The December 2019 election results in the UK will be picked over in the coming months and years, not least by the opposition parties who were so convincingly beaten, but one thing is certain – the results prove beyond argument the value of public relations techniques, used skillfully and in a highly focused way.
Setting aside the ethical concerns about the use of these techniques in the election campaign – which have to do with use and misuse of information – and the longer term political consequences of the results, the winning Conservatives used them to achieve a simple objective, a strong majority to take their ambitions forward.
Doing this, they demonstrated the power of fundamental public relations techniques and their value in achieving desired changes in behaviour, such as convincing long time supporters of other parties to change their voting behaviour.
The techniques used included:
- Working to clear objectives
- Data analysis
- Audience Insight
- Creativity and clarity in message development
- Discipline and agility in message delivery and
- Use of activities aimed attracting attention – ‘stunts’
Working to clear objectives

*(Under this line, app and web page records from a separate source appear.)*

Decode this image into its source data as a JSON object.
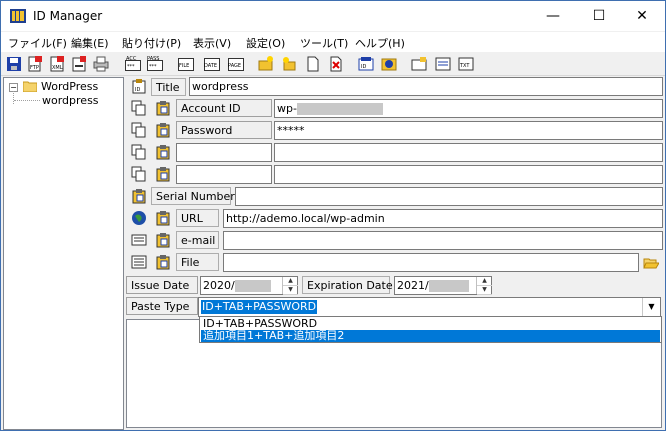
{
  "window": {
    "title": "ID Manager",
    "controls": {
      "minimize": "—",
      "maximize": "☐",
      "close": "✕"
    }
  },
  "menu": [
    "ファイル(F)",
    "編集(E)",
    "貼り付け(P)",
    "表示(V)",
    "設定(O)",
    "ツール(T)",
    "ヘルプ(H)"
  ],
  "toolbar_icons": [
    "save-icon",
    "ftp-icon",
    "xml-icon",
    "export-icon",
    "print-icon",
    "acc-icon",
    "pass-icon",
    "file-icon",
    "date-icon",
    "page-icon",
    "new-folder-icon",
    "new-item-icon",
    "new-page-icon",
    "delete-icon",
    "id-pass-icon",
    "globe-icon",
    "key-icon",
    "note-icon",
    "text-icon"
  ],
  "tree": {
    "root": "WordPress",
    "child": "wordpress"
  },
  "form": {
    "title": {
      "label": "Title",
      "value": "wordpress"
    },
    "account": {
      "label": "Account ID",
      "value": "wp-"
    },
    "password": {
      "label": "Password",
      "value": "*****"
    },
    "serial": {
      "label": "Serial Number",
      "value": ""
    },
    "url": {
      "label": "URL",
      "value": "http://ademo.local/wp-admin"
    },
    "email": {
      "label": "e-mail",
      "value": ""
    },
    "file": {
      "label": "File",
      "value": ""
    },
    "issue_date": {
      "label": "Issue Date",
      "value": "2020/"
    },
    "expiration_date": {
      "label": "Expiration Date",
      "value": "2021/"
    },
    "paste_type": {
      "label": "Paste Type",
      "selected": "ID+TAB+PASSWORD",
      "options": [
        "ID+TAB+PASSWORD",
        "追加項目1+TAB+追加項目2"
      ]
    }
  }
}
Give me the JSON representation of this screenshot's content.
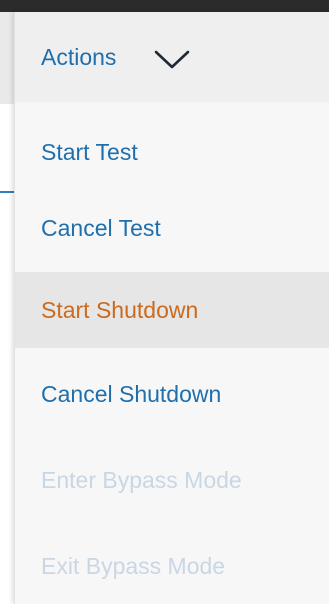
{
  "dropdown": {
    "title": "Actions",
    "items": [
      {
        "label": "Start Test",
        "state": "enabled"
      },
      {
        "label": "Cancel Test",
        "state": "enabled"
      },
      {
        "label": "Start Shutdown",
        "state": "hovered"
      },
      {
        "label": "Cancel Shutdown",
        "state": "enabled"
      },
      {
        "label": "Enter Bypass Mode",
        "state": "disabled"
      },
      {
        "label": "Exit Bypass Mode",
        "state": "disabled"
      }
    ]
  },
  "colors": {
    "link": "#1f6fad",
    "hover_text": "#cc6a1e",
    "disabled_text": "#c9d7e4",
    "hover_background": "#e6e6e6"
  },
  "icons": {
    "header_chevron": "chevron-down-icon"
  }
}
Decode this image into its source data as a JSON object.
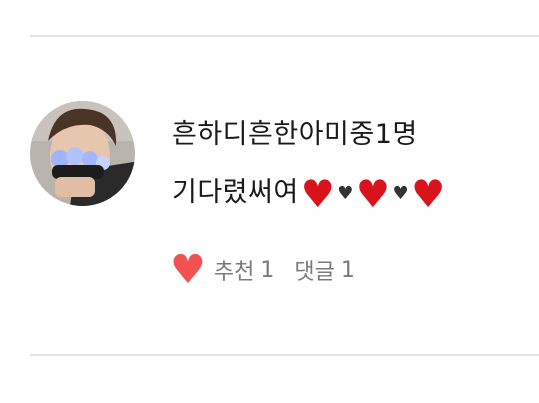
{
  "comment": {
    "line1": "흔하디흔한아미중1명",
    "line2": "기다렸써여"
  },
  "emoji": {
    "big_heart": "♥",
    "small_heart": "♥",
    "big_heart_color": "#d8131c",
    "small_heart_color": "#333333"
  },
  "actions": {
    "like_icon": "♥",
    "like_label": "추천",
    "like_count": "1",
    "reply_label": "댓글",
    "reply_count": "1",
    "like_icon_color": "#f25151"
  }
}
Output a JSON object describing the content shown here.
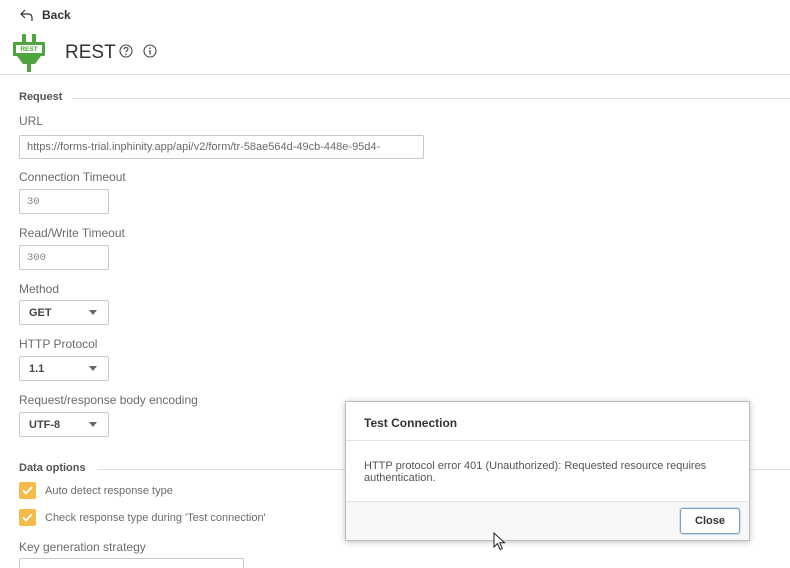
{
  "nav": {
    "back_label": "Back"
  },
  "header": {
    "title": "REST",
    "logo_text": "REST"
  },
  "request": {
    "section_label": "Request",
    "url": {
      "label": "URL",
      "value": "https://forms-trial.inphinity.app/api/v2/form/tr-58ae564d-49cb-448e-95d4-"
    },
    "connection_timeout": {
      "label": "Connection Timeout",
      "value": "30"
    },
    "rw_timeout": {
      "label": "Read/Write Timeout",
      "value": "300"
    },
    "method": {
      "label": "Method",
      "value": "GET"
    },
    "http_protocol": {
      "label": "HTTP Protocol",
      "value": "1.1"
    },
    "encoding": {
      "label": "Request/response body encoding",
      "value": "UTF-8"
    }
  },
  "data_options": {
    "section_label": "Data options",
    "auto_detect": {
      "label": "Auto detect response type",
      "checked": true
    },
    "check_type": {
      "label": "Check response type during 'Test connection'",
      "checked": true
    },
    "key_strategy": {
      "label": "Key generation strategy"
    }
  },
  "dialog": {
    "title": "Test Connection",
    "message": "HTTP protocol error 401 (Unauthorized): Requested resource requires authentication.",
    "close_label": "Close"
  },
  "colors": {
    "checkbox": "#f5bb4a",
    "logo_green": "#4ea53d"
  }
}
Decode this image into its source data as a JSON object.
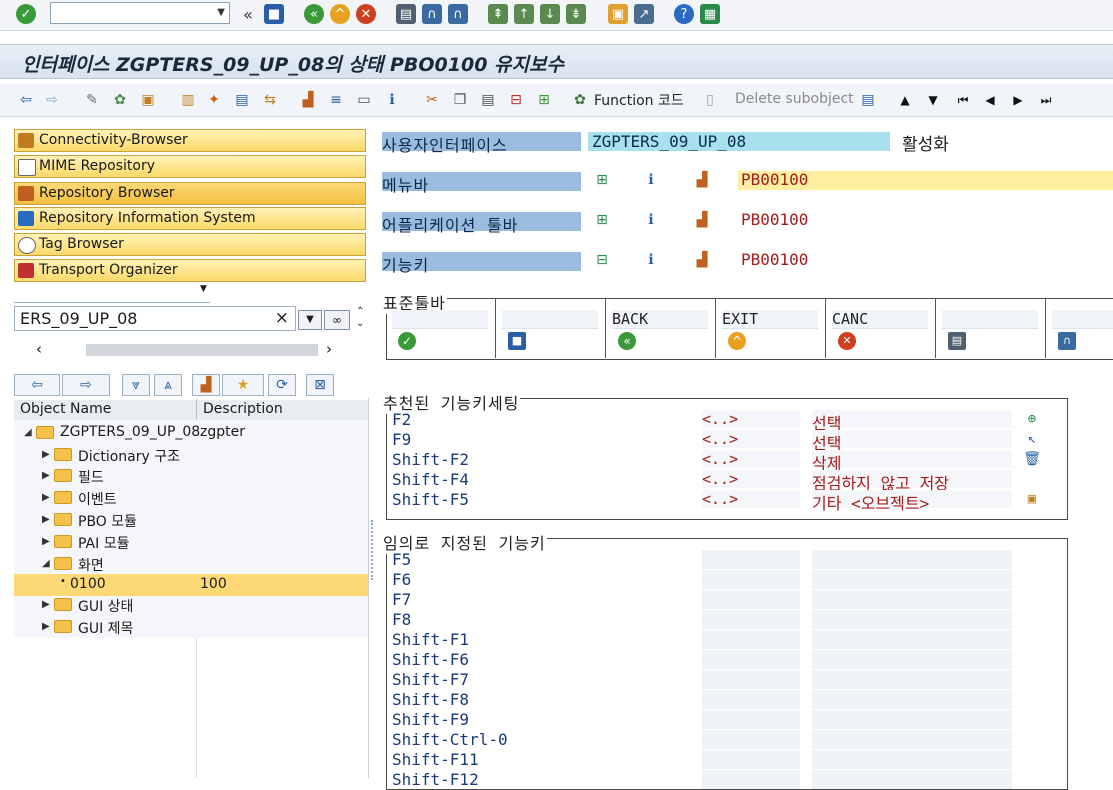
{
  "title": "인터페이스 ZGPTERS_09_UP_08의 상태 PBO0100 유지보수",
  "app_toolbar": {
    "function_code_label": "Function 코드",
    "delete_subobject_label": "Delete subobject"
  },
  "nav_buttons": [
    {
      "label": "Connectivity-Browser"
    },
    {
      "label": "MIME Repository"
    },
    {
      "label": "Repository Browser"
    },
    {
      "label": "Repository Information System"
    },
    {
      "label": "Tag Browser"
    },
    {
      "label": "Transport Organizer"
    }
  ],
  "object_input": {
    "value": "ERS_09_UP_08",
    "clear": "×"
  },
  "tree": {
    "headers": {
      "name": "Object Name",
      "description": "Description"
    },
    "rows": [
      {
        "name": "ZGPTERS_09_UP_08",
        "desc": "zgpter"
      },
      {
        "name": "Dictionary 구조",
        "desc": ""
      },
      {
        "name": "필드",
        "desc": ""
      },
      {
        "name": "이벤트",
        "desc": ""
      },
      {
        "name": "PBO 모듈",
        "desc": ""
      },
      {
        "name": "PAI 모듈",
        "desc": ""
      },
      {
        "name": "화면",
        "desc": ""
      },
      {
        "name": "0100",
        "desc": "100"
      },
      {
        "name": "GUI 상태",
        "desc": ""
      },
      {
        "name": "GUI 제목",
        "desc": ""
      }
    ]
  },
  "interface": {
    "label": "사용자인터페이스",
    "value": "ZGPTERS_09_UP_08",
    "status": "활성화"
  },
  "sections": [
    {
      "label": "메뉴바",
      "value": "PB00100"
    },
    {
      "label": "어플리케이션 툴바",
      "value": "PB00100"
    },
    {
      "label": "기능키",
      "value": "PB00100"
    }
  ],
  "standard_toolbar": {
    "title": "표준툴바",
    "cells": [
      {
        "code": ""
      },
      {
        "code": ""
      },
      {
        "code": "BACK"
      },
      {
        "code": "EXIT"
      },
      {
        "code": "CANC"
      },
      {
        "code": ""
      },
      {
        "code": ""
      }
    ]
  },
  "recommended_keys": {
    "title": "추천된 기능키세팅",
    "rows": [
      {
        "key": "F2",
        "code": "<..>",
        "text": "선택"
      },
      {
        "key": "F9",
        "code": "<..>",
        "text": "선택"
      },
      {
        "key": "Shift-F2",
        "code": "<..>",
        "text": "삭제"
      },
      {
        "key": "Shift-F4",
        "code": "<..>",
        "text": "점검하지 않고 저장"
      },
      {
        "key": "Shift-F5",
        "code": "<..>",
        "text": "기타 <오브젝트>"
      }
    ]
  },
  "free_keys": {
    "title": "임의로 지정된 기능키",
    "rows": [
      {
        "key": "F5"
      },
      {
        "key": "F6"
      },
      {
        "key": "F7"
      },
      {
        "key": "F8"
      },
      {
        "key": "Shift-F1"
      },
      {
        "key": "Shift-F6"
      },
      {
        "key": "Shift-F7"
      },
      {
        "key": "Shift-F8"
      },
      {
        "key": "Shift-F9"
      },
      {
        "key": "Shift-Ctrl-0"
      },
      {
        "key": "Shift-F11"
      },
      {
        "key": "Shift-F12"
      }
    ]
  }
}
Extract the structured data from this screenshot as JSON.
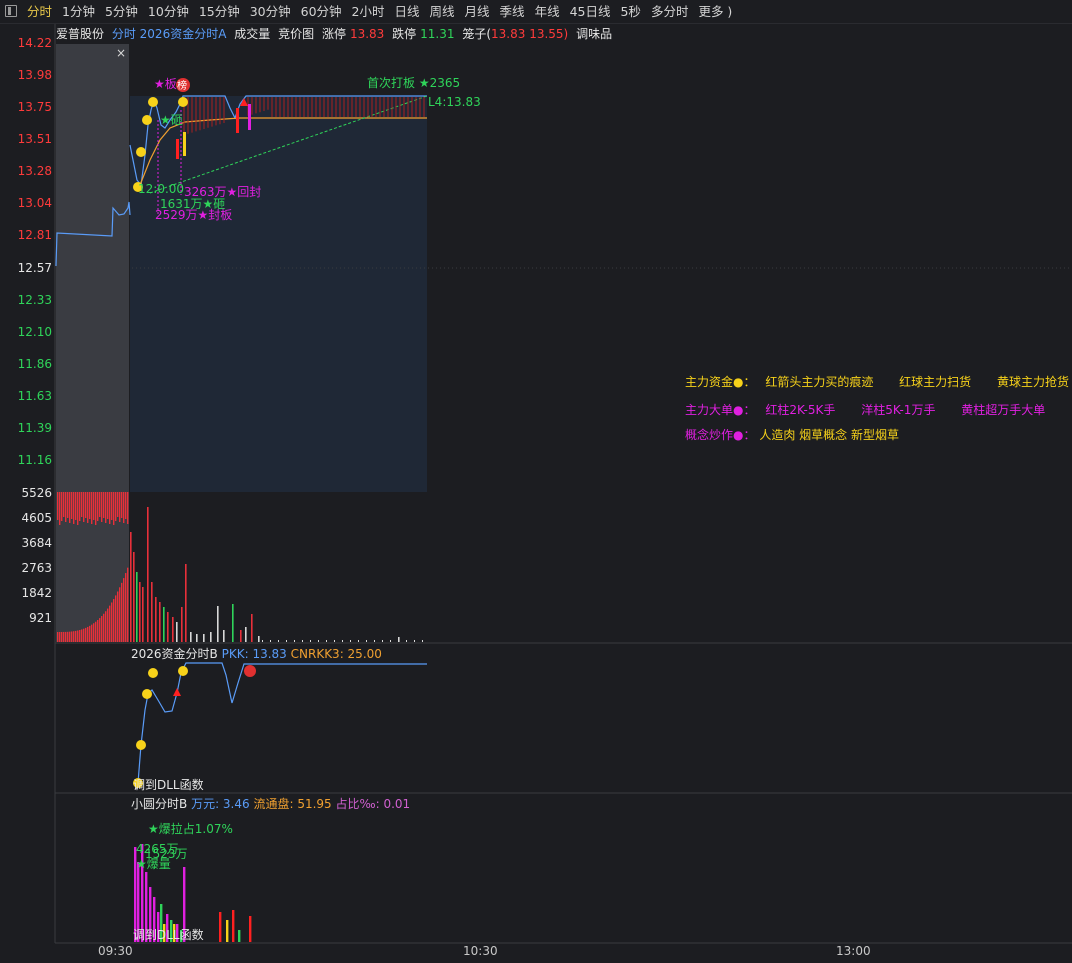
{
  "toolbar": {
    "tabs": [
      "分时",
      "1分钟",
      "5分钟",
      "10分钟",
      "15分钟",
      "30分钟",
      "60分钟",
      "2小时",
      "日线",
      "周线",
      "月线",
      "季线",
      "年线",
      "45日线",
      "5秒",
      "多分时",
      "更多 )"
    ],
    "active_tab": "分时"
  },
  "info": {
    "stock_name": "爱普股份",
    "indicator_a": "分时 2026资金分时A",
    "volume": "成交量",
    "auction": "竞价图",
    "limit_up_label": "涨停",
    "limit_up_value": "13.83",
    "limit_down_label": "跌停",
    "limit_down_value": "11.31",
    "cage_label": "笼子(",
    "cage_value": "13.83 13.55)",
    "taste": "调味品"
  },
  "price_axis": {
    "red_labels": [
      "14.22",
      "13.98",
      "13.75",
      "13.51",
      "13.28",
      "13.04",
      "12.81"
    ],
    "base_label": "12.57",
    "green_labels": [
      "12.33",
      "12.10",
      "11.86",
      "11.63",
      "11.39",
      "11.16"
    ]
  },
  "volume_axis": [
    "5526",
    "4605",
    "3684",
    "2763",
    "1842",
    "921"
  ],
  "annotations": {
    "board": "★板",
    "rank": "榜",
    "smash": "★砸",
    "first_board": "首次打板 ★2365",
    "l4": "L4:13.83",
    "time_mark": "12:0.00",
    "recap": "3263万★回封",
    "smash_amount": "1631万★砸",
    "seal_amount": "2529万★封板",
    "close": "×"
  },
  "legend": {
    "row1_label": "主力资金●：",
    "row1_a": "红箭头主力买的痕迹",
    "row1_b": "红球主力扫货",
    "row1_c": "黄球主力抢货",
    "row2_label": "主力大单●：",
    "row2_a": "红柱2K-5K手",
    "row2_b": "洋柱5K-1万手",
    "row2_c": "黄柱超万手大单",
    "row3_label": "概念炒作●：",
    "row3_a": "人造肉 烟草概念 新型烟草"
  },
  "panel_b": {
    "title": "2026资金分时B",
    "pkk": "PKK: 13.83",
    "cnrkk": "CNRKK3: 25.00",
    "footer": "调到DLL函数"
  },
  "panel_c": {
    "title": "小圆分时B",
    "wan": "万元: 3.46",
    "float": "流通盘: 51.95",
    "ratio": "占比‰: 0.01",
    "burst": "★爆拉占1.07%",
    "amt1": "4265万",
    "amt2": "1523万",
    "burst_vol": "★爆量",
    "footer": "调到DLL函数"
  },
  "time_axis": [
    "09:30",
    "10:30",
    "13:00"
  ],
  "colors": {
    "up": "#ff3b3b",
    "down": "#2fd45a",
    "price_line": "#5a9cf8",
    "avg_line": "#f0a030",
    "accent": "#e8c84a",
    "magenta": "#e020e0",
    "yellow": "#f7d21a"
  }
}
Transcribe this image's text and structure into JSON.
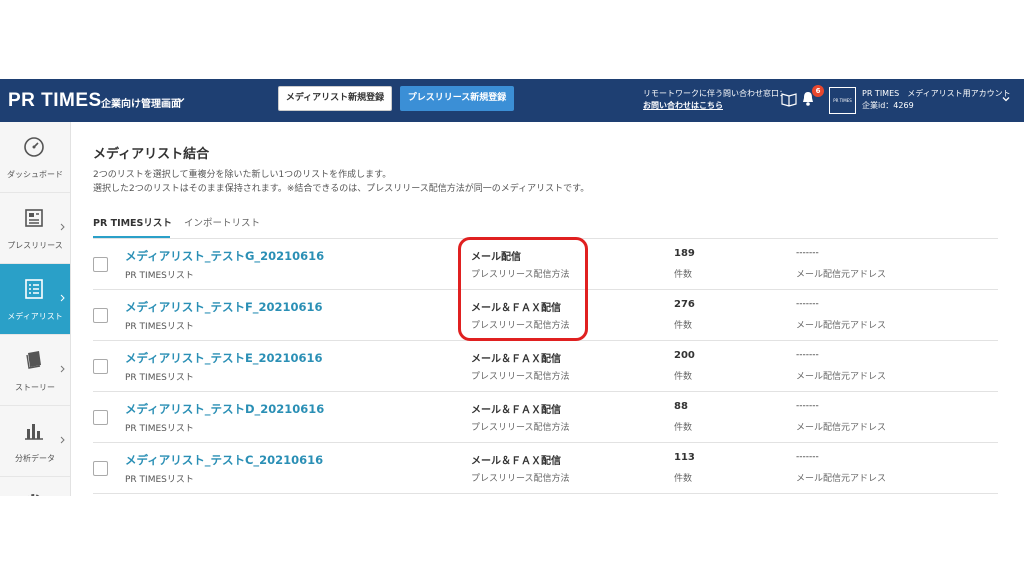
{
  "header": {
    "logo": "PR TIMES",
    "admin_label": "企業向け管理画面",
    "new_media_list_button": "メディアリスト新規登録",
    "new_press_release_button": "プレスリリース新規登録",
    "remote_work_text": "リモートワークに伴う問い合わせ窓口：",
    "contact_link": "お問い合わせはこちら",
    "notification_count": "6",
    "account_logo_text": "PR TIMES",
    "account_name": "PR TIMES　メディアリスト用アカウント",
    "company_id": "企業id：4269"
  },
  "sidebar": {
    "items": [
      {
        "label": "ダッシュボード"
      },
      {
        "label": "プレスリリース"
      },
      {
        "label": "メディアリスト"
      },
      {
        "label": "ストーリー"
      },
      {
        "label": "分析データ"
      }
    ]
  },
  "main": {
    "title": "メディアリスト結合",
    "description_line1": "2つのリストを選択して重複分を除いた新しい1つのリストを作成します。",
    "description_line2": "選択した2つのリストはそのまま保持されます。※結合できるのは、プレスリリース配信方法が同一のメディアリストです。",
    "tabs": [
      {
        "label": "PR TIMESリスト"
      },
      {
        "label": "インポートリスト"
      }
    ],
    "rows": [
      {
        "name": "メディアリスト_テストG_20210616",
        "type": "PR TIMESリスト",
        "method": "メール配信",
        "method_label": "プレスリリース配信方法",
        "count": "189",
        "count_label": "件数",
        "address": "-------",
        "address_label": "メール配信元アドレス"
      },
      {
        "name": "メディアリスト_テストF_20210616",
        "type": "PR TIMESリスト",
        "method": "メール＆ＦＡＸ配信",
        "method_label": "プレスリリース配信方法",
        "count": "276",
        "count_label": "件数",
        "address": "-------",
        "address_label": "メール配信元アドレス"
      },
      {
        "name": "メディアリスト_テストE_20210616",
        "type": "PR TIMESリスト",
        "method": "メール＆ＦＡＸ配信",
        "method_label": "プレスリリース配信方法",
        "count": "200",
        "count_label": "件数",
        "address": "-------",
        "address_label": "メール配信元アドレス"
      },
      {
        "name": "メディアリスト_テストD_20210616",
        "type": "PR TIMESリスト",
        "method": "メール＆ＦＡＸ配信",
        "method_label": "プレスリリース配信方法",
        "count": "88",
        "count_label": "件数",
        "address": "-------",
        "address_label": "メール配信元アドレス"
      },
      {
        "name": "メディアリスト_テストC_20210616",
        "type": "PR TIMESリスト",
        "method": "メール＆ＦＡＸ配信",
        "method_label": "プレスリリース配信方法",
        "count": "113",
        "count_label": "件数",
        "address": "-------",
        "address_label": "メール配信元アドレス"
      }
    ]
  },
  "colors": {
    "header_bg": "#1e3f72",
    "accent": "#2aa0c8",
    "primary_button": "#3b8fd6",
    "highlight": "#e02020"
  }
}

Most discussions of the effective management of public relations activities start with an emphasis on the need to work from clear organisational objectives.
The Conservatives were clear that they were working to get a majority for the party that would break the impasse, as they saw it, of a hung parliament. Following from this, they would need to take seats from other parties.
Worries have developed through recent election experience about the extent to which it’s now possible to analyze large amounts of data about voters, their likely voting intentions and behaviour.
This capability is now a fact of life, and has consequences for the workings of democracy, but it was clearly used in the December election to understand the potential for influencing votes in targeted constituencies.
Research (and required data analysis) has always been seen as a first phase in public relations management. Its use in the election reconfirms its importance.
Much trumpeted in UK government communication practice, audience insight involves data analysis, but much more.
It is preliminary to effective work in public relations and means empathy, being in touch with important groups, understanding them ‘where they are,’ why they are behaving in the ways that they are and how they are likely to behave.
The Conservatives, in contrast with their opposition, tapped in to frustrations ‘on the ground’ and presented ways of meeting them. They got to know, and win round ‘Workington man,’ an imagined inhabitant of the so-called Red Wall of northern and mid-England constituencies that they needed to convert to supporters.
Creativity and clarity in message development
Communication is a tool of public relations practice, of course, and needs to be used with skill, where skill is required in –among other areas — message conception, development and formulation.
Evident in the Conservative campaign and pushed at every opportunity was the message that a vote for the Conservatives was a vote to ‘get Brexit done’ with creative approaches suggesting that the party was ready, energised, to do this. While critics pointed out that the tasks of getting Brexit done would not be completed through the election, the message cut through to voters’ impatience at lack of progress, or resolution, on Brexit.
Discipline and agility in message delivery
Not only did the message get through, it was delivered at every opportunity. Even in discussion of other topics, such as putting more resources into the NHS, social care or policing, answers from the Conservatives started with references to the need to move on with Brexit to enable government to turn to other priorities.
Public relations makes use of managed communication. While communication can be managed up to a point, there also needs to be sensitivity or agility in communication to respond to developments. Applied to electioneering, this may be questionable – such as in the response to a terrorist incident early in the election campaign – but it was certainly in play in the December election.
Harking back to earlier days in public relations practice, when aims were to generate publicity through the creation of stunts, or what have been called ‘pseudo events,’ the Conservative campaign unashamedly used them to reinforce key messages – the bulldozer crashing through insubstantial blocks with the message ‘Get Brexit Done’ on its blades, or the prime minister showing his connection to the local community by delivering milk on an early morning round.
Stunts are still part of the tool box of public relations practice, their possible effect shown again in the election campaign.
At work in the campaign, and demonstrably effective, were a number of techniques which form part of public relations practice. There can really be no question that their use contributed to the results achieved by the Conservatives and that they are of value.
If winning is the objective, can they be turned to this objective, setting aside concerns about the use of information, the use of misleading information, simplification of complex arguments, misrepresentation of information sources and so on? So while some satisfaction may be taken from clear evidence in the election of the usefulness and value of the techniques we have at our disposal in public relations, questions about how they should be used remain.
Image courtesy of BBC.